What follows are my thoughts after reading an opinion piece in The Atlantic and how I approach the issue of fake content on the internet.
Currently we experience AI generated advertisements, phishing scams, marketing emails. However, it can also generate convincing long-form content almost instantly with little effort from a human.
…a tool called GPT-3 generates long-form articles as effortlessly as it composes tweets, and its output is often difficult to distinguish from the work of human beings. In fact, it wrote parts of this article.From the Article
When a Tweet or Facebook post sends you down that next rabbit hole of social or political arguments, consider the source. I’m not talking about your friend or family member, the actual source of the content. Was a citation provided? If so, did it come from a reputable website?
Domain registration can help determine a website’s authenticity on geographical subjects. For instance, my website is registered in California. If I used this platform to routinely comment about something in another country as though I’m an authority… That would be a red flag.

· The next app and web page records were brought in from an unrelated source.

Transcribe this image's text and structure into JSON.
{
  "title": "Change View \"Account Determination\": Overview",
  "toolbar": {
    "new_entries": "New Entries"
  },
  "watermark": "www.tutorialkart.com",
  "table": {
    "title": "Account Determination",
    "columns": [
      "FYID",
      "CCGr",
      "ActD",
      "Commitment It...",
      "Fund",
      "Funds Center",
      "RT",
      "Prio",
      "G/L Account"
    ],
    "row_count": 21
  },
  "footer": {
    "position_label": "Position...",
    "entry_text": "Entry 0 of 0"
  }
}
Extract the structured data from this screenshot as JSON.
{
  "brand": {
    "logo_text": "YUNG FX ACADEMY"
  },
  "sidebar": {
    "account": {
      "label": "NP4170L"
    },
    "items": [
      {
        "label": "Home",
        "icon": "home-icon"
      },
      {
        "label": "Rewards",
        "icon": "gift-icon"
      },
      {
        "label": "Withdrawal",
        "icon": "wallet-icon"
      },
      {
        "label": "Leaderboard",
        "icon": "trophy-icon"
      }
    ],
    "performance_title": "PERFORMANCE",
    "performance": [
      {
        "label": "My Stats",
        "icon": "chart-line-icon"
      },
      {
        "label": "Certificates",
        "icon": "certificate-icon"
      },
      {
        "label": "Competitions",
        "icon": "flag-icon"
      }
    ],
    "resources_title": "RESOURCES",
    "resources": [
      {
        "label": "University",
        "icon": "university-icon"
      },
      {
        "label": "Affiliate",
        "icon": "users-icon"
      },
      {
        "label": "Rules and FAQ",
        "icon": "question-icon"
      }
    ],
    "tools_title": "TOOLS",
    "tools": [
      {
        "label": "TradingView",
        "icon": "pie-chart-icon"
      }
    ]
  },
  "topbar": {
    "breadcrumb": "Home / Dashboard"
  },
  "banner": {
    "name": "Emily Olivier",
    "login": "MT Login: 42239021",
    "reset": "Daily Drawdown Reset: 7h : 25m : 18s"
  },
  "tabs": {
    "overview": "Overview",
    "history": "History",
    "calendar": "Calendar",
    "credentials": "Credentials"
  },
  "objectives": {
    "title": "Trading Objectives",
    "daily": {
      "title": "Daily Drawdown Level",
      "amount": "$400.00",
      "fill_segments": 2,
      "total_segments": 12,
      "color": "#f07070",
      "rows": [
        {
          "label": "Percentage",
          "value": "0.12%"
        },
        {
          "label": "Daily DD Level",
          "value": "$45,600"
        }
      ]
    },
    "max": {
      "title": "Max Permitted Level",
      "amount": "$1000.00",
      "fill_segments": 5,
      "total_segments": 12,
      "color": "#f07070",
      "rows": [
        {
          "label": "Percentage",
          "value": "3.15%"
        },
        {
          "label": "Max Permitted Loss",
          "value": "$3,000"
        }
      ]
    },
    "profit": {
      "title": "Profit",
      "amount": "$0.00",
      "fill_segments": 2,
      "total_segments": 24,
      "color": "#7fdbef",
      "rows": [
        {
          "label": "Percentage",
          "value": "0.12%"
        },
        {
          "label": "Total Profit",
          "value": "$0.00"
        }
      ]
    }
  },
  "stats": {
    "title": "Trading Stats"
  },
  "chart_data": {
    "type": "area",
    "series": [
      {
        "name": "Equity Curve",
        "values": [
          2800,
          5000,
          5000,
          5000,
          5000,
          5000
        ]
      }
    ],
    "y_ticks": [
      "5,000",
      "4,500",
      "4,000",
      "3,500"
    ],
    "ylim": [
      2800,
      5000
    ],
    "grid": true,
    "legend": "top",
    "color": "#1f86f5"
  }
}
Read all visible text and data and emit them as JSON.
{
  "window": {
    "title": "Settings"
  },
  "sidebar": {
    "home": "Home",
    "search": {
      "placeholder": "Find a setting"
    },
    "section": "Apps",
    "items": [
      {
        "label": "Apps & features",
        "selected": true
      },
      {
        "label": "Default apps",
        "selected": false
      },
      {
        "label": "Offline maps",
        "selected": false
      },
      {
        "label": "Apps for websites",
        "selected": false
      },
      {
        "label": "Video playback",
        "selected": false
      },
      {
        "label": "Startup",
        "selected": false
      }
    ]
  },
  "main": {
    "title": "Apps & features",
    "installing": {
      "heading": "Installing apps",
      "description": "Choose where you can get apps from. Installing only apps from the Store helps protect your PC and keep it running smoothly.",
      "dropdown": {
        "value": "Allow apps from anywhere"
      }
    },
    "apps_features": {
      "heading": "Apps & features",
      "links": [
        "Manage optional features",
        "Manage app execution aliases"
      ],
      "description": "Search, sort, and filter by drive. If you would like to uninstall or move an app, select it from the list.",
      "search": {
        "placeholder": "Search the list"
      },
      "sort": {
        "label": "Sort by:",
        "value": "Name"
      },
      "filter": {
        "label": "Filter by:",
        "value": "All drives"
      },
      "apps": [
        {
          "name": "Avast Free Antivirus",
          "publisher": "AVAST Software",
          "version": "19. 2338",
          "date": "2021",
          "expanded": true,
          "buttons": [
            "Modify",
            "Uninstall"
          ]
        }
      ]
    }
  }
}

Several months back I had conversation with a friend about a political theory made by a website about several US specific issues. We went back and forth until I looked up the domain registration of the websites that sourced it… All located in Panama, all clearly written to influence Americans.
As we take on hotly contested issues on social media leading to the November 3rd election consider the following.
- Screenshots of text can be easily faked
- Confirm the the actual source
- Consider that website’s geographical location
If someone is citing a source on a geographically specific issue and they’re not a reputable journalist or academic, be suspicious.
Bookmark: The Supply of Disinformation Will Soon Be Infinite
Disinformation campaigns used to require a lot of human effort, but artificial intelligence will take them to a whole new level.